“Boo-hoo,” you say?
Stay with me. Please. I’ll keep it short. Ish. I’ll keep it shortish.
If you’re lucky enough to live in a place with a decent local newspaper – not even a really good one, like my Plain Dealer, just a decent one – then you are privileged. But the sell-by date on that privilege may be fast approaching, and it is time to take action.
I’m not going to reiterate the cultural and economic issues that plague print newspapers. If you’ve made it even this far, you already know them.
What you might not know, or quite believe, is that however long you’ve lived with your local newspaper, and however much or little you have read it, the paper has been making your community better. That’s right: EVEN IF YOU NEVER READ THE PAPER, IT HAS MADE YOUR LIFE BETTER.
How can I be so sure?
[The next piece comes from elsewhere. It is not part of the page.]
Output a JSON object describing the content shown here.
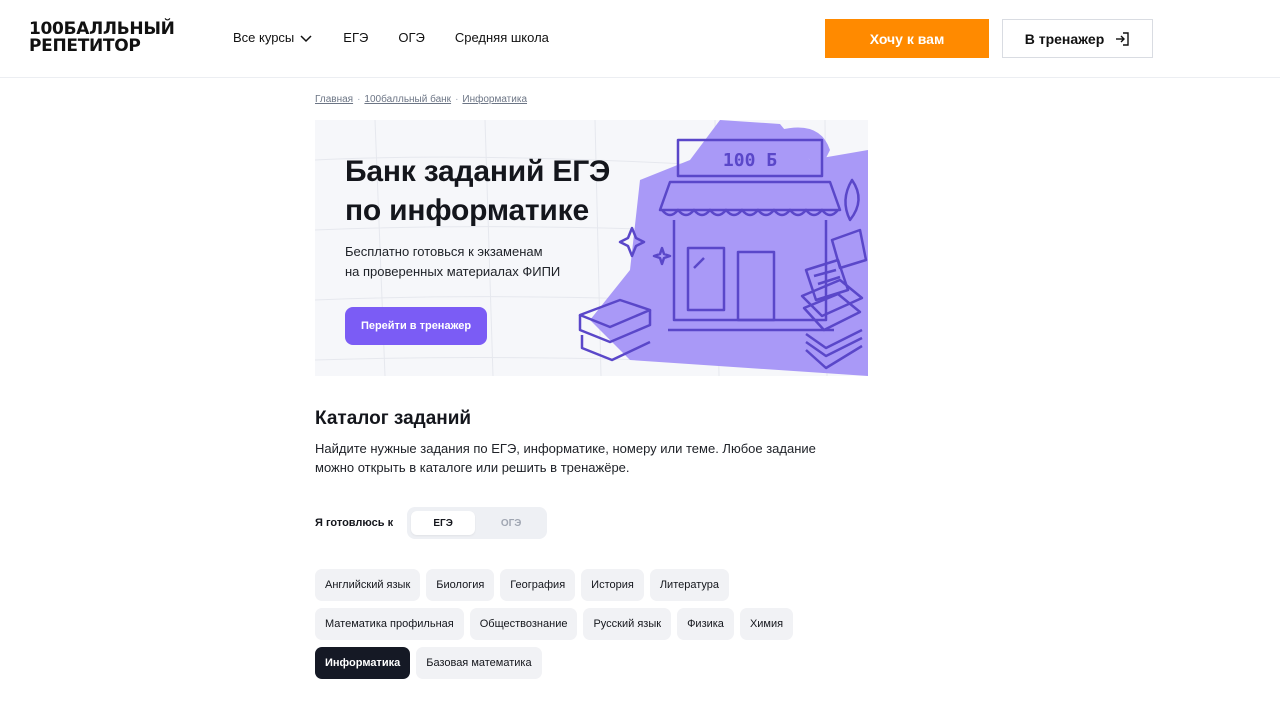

Because simply by existing, the newspaper has reached readers – your neighbors, friends and community leaders – and explained their world to them. It has informed their votes, pointed them to new restaurants, and opened their eyes about corrupt politicians. Perhaps the mere existence of the press has even inspired some such politicians to stay on this side of the law. (We’ll never really know, but it’s possible.)
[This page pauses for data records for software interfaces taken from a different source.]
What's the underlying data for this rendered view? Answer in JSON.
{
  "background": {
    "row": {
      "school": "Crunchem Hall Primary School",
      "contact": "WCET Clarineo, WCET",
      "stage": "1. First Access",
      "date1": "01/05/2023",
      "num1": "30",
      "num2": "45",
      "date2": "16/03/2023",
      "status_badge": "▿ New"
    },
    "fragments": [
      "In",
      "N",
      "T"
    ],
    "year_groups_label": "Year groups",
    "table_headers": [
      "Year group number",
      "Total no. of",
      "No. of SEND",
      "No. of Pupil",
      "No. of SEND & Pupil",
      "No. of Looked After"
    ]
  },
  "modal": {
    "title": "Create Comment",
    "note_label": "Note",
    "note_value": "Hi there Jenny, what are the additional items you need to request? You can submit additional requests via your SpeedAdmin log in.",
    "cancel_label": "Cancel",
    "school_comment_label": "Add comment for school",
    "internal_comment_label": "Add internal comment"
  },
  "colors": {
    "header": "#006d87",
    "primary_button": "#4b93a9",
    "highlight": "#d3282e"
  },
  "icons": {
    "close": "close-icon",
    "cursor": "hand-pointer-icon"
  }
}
Now, perhaps you have some beef with your local paper. Everyone does at one time or another. My beefs can be stirred up by something as small as a typo that I think should absolutely never have seen print, and DOES ANYONE EVER EDIT THIS THING FOR GOD’S SAKE?
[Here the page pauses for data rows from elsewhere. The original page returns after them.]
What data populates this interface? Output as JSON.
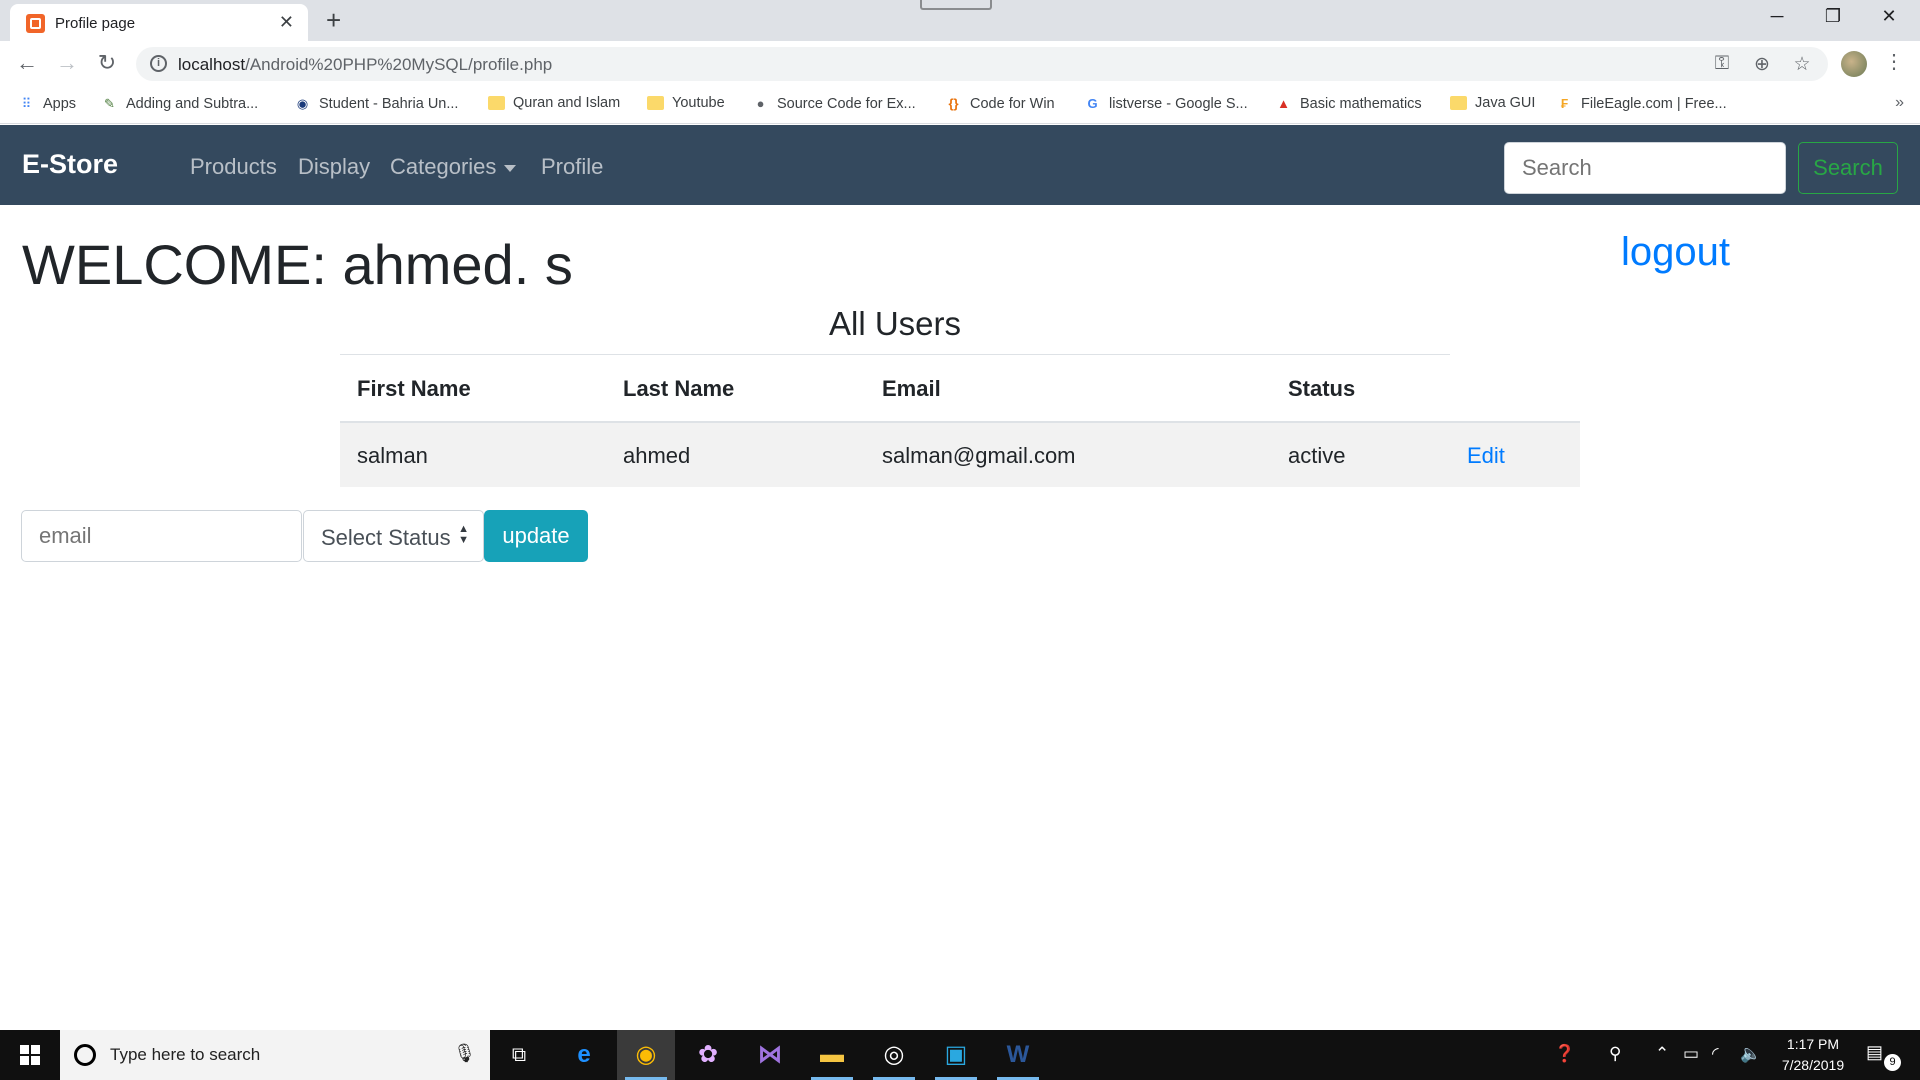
{
  "browser": {
    "tab_title": "Profile page",
    "tab_close": "✕",
    "new_tab": "+",
    "window_controls": {
      "minimize": "─",
      "maximize": "❐",
      "close": "✕"
    },
    "url_host": "localhost",
    "url_path": "/Android%20PHP%20MySQL/profile.php",
    "bookmarks": [
      {
        "label": "Apps",
        "icon": "apps-grid-icon"
      },
      {
        "label": "Adding and Subtra...",
        "icon": "site-icon"
      },
      {
        "label": "Student - Bahria Un...",
        "icon": "site-icon"
      },
      {
        "label": "Quran and Islam",
        "icon": "folder-icon"
      },
      {
        "label": "Youtube",
        "icon": "folder-icon"
      },
      {
        "label": "Source Code for Ex...",
        "icon": "globe-icon"
      },
      {
        "label": "Code for Win",
        "icon": "braces-icon"
      },
      {
        "label": "listverse - Google S...",
        "icon": "google-icon"
      },
      {
        "label": "Basic mathematics",
        "icon": "triangle-icon"
      },
      {
        "label": "Java GUI",
        "icon": "folder-icon"
      },
      {
        "label": "FileEagle.com | Free...",
        "icon": "site-icon"
      }
    ],
    "bookmarks_more": "»"
  },
  "navbar": {
    "brand": "E-Store",
    "links": [
      "Products",
      "Display",
      "Categories",
      "Profile"
    ],
    "search_placeholder": "Search",
    "search_button": "Search"
  },
  "main": {
    "welcome": "WELCOME: ahmed. s",
    "logout": "logout",
    "table_title": "All Users",
    "columns": [
      "First Name",
      "Last Name",
      "Email",
      "Status"
    ],
    "rows": [
      {
        "first_name": "salman",
        "last_name": "ahmed",
        "email": "salman@gmail.com",
        "status": "active",
        "action": "Edit"
      }
    ]
  },
  "update_form": {
    "email_placeholder": "email",
    "status_selected": "Select Status",
    "submit": "update"
  },
  "taskbar": {
    "search_placeholder": "Type here to search",
    "time": "1:17 PM",
    "date": "7/28/2019",
    "notification_count": "9"
  },
  "colors": {
    "navbar_bg": "#34495e",
    "link_blue": "#007bff",
    "search_green": "#28a745",
    "update_teal": "#17a2b8"
  }
}
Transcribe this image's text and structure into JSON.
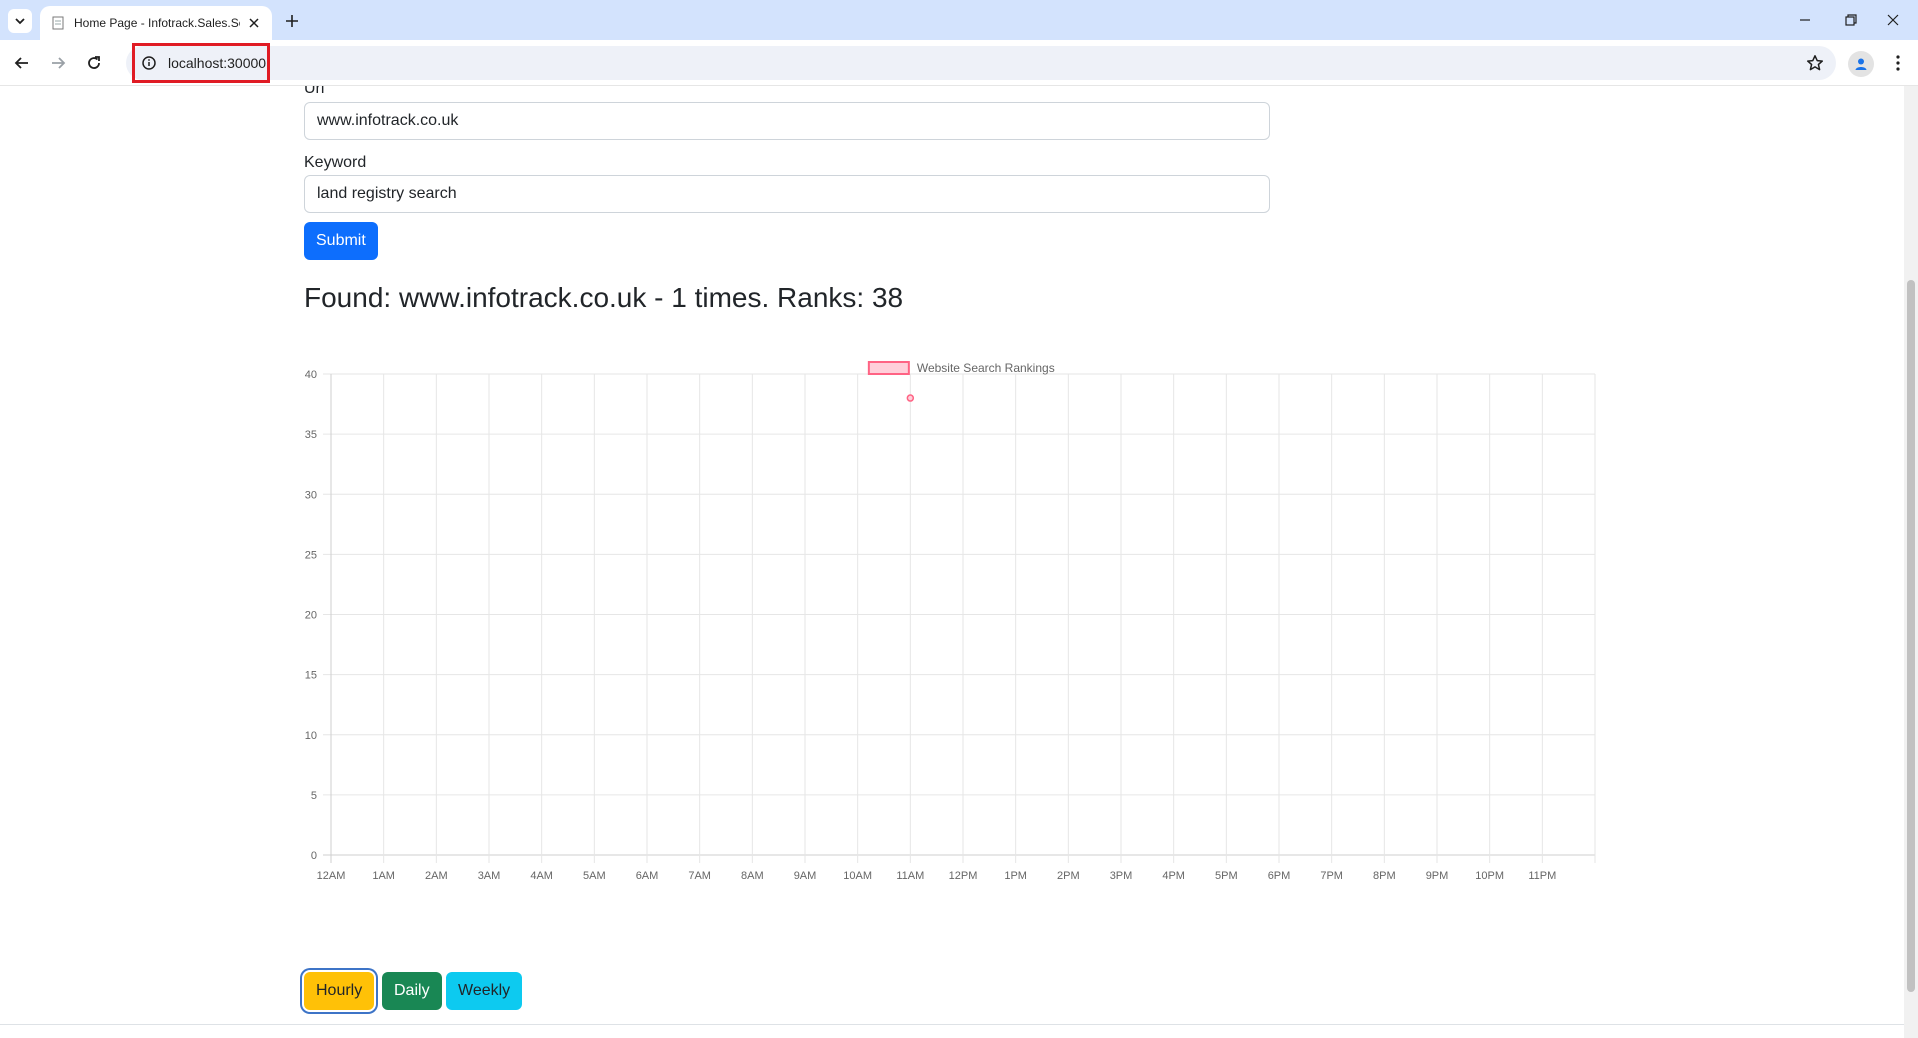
{
  "browser": {
    "tab_title": "Home Page - Infotrack.Sales.Se",
    "url": "localhost:30000"
  },
  "form": {
    "url_label": "Url",
    "url_value": "www.infotrack.co.uk",
    "keyword_label": "Keyword",
    "keyword_value": "land registry search",
    "submit_label": "Submit"
  },
  "result": {
    "heading": "Found: www.infotrack.co.uk - 1 times. Ranks: 38"
  },
  "chart_data": {
    "type": "scatter",
    "categories": [
      "12AM",
      "1AM",
      "2AM",
      "3AM",
      "4AM",
      "5AM",
      "6AM",
      "7AM",
      "8AM",
      "9AM",
      "10AM",
      "11AM",
      "12PM",
      "1PM",
      "2PM",
      "3PM",
      "4PM",
      "5PM",
      "6PM",
      "7PM",
      "8PM",
      "9PM",
      "10PM",
      "11PM"
    ],
    "series": [
      {
        "name": "Website Search Rankings",
        "points": [
          {
            "x": "11AM",
            "y": 38
          }
        ]
      }
    ],
    "ylim": [
      0,
      40
    ],
    "yticks": [
      0,
      5,
      10,
      15,
      20,
      25,
      30,
      35,
      40
    ],
    "legend": "top-center",
    "grid": true,
    "series_color": "#ff6384",
    "series_fill": "#ffcfda"
  },
  "range_buttons": {
    "hourly": "Hourly",
    "daily": "Daily",
    "weekly": "Weekly"
  },
  "colors": {
    "primary": "#0d6efd",
    "warning": "#ffc107",
    "success": "#198754",
    "info": "#0dcaf0"
  }
}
Perhaps your beef is beefier. Perhaps the newspaper did a story you think misquoted a friend involved in some controversial issue. Perhaps you think the writers and editors are in the bag for your political opponents. (I can find you plenty of people on the other side who say the same thing.) Perhaps you find yourself yelling at their football columnist every week. Or you think they don’t do enough investigative work. Or they write too few positive stories.
I have a list, collected over decades, of the typical gripes that people nurture about their local newspaper. I don’t laugh about them or mock them; people feel very passionate about these things, and I respect that.
But if your grievances have soured you to the point where you think your community is better off without the local rag, I’m here to tell you that you’ve lost your grip. And that you are – and I say this with affection and love – wrong with a capital WRRRRR.
Whether you love everything the paper does or not, every day that its reporters ask questions and meet captains of industry and transcribe the first versions of history, your community is better than if they weren’t doing that. Not a little better, either. A lot better.
And every day that the paper comes out, and you don’t at least glance at it, and find at least a story or two to read, you consent to making your world a little smaller than it should be. You’re a little less of an asset to those friends and neighbors who count on you to know stuff and be involved and act as a good citizen acts.
Guilt trip? So be it. Just as I passionately endorse your right to be pissed at the local paper for the ingredient they left out in last week’s recipe on the food page (does your paper still have a food page?), I passionately believe that it is impossible to be a contributing member of a healthy society without reading the local newspaper.
And don’t tell me you get all you need to know from the local TV news. TV news serves a fine function, but it does things differently. And it doesn’t come close to serving the citizenry in the way a daily or even weekly newspaper can do.
While I’m at the whole judgment-slinging thing, I will add that just as it’s also not really cool to boast how bad one is at math, it is SO uncool to boast about how one doesn’t have time to read the paper. So if you are one of those people, please be properly abashed. And if you hear one of those people boasting, tell them they’re far less sexy than you had previously thought they were, and there is absolutely no chance now that you will ever hit on them.
Here is what I’m asking.
If your local newspaper isn’t doing a good job, complain. Gripe to the editor. Write a letter. Call them to better behavior.
But for crying out loud, keep reading the paper. Challenge it to higher standards, because their writers and editors ARE the fourth estate and carry power and privilege for a reason, and it’s not to justify their mass comm degrees.
Subscribe, because for now that’s still how newspapers tell advertisers how many people read their effort. And it matters.
Buy an ad. Buy an ad for your church rummage sale. Buy a graduation announcement for your niece. Buy a big full-page display ad for your thriving business, if you’re lucky enough to have one. Be a part of the ecosystem of an informed public. It matters.
And no, it’s not too late. Our culture has slowly learned to accept the myth that newspapers are dead. But accepted ideas change all the time. Look at the Arab Spring. Look at leg warmers. Look at how people view cigarette smoking now versus just a few decades ago.
Finally, if you are a passionate newspaper reader: Thank you so much. On a personal note, you ensured a great career for me and for beloved colleagues for a long time. That’s a nice thing, though it is not the crucial thing.
Far more importantly, you get what it means to be informed, to be a reader, to think and engage and connect. If you’re a newspaper reader, you’ve made things better.
So thank you. And carry on.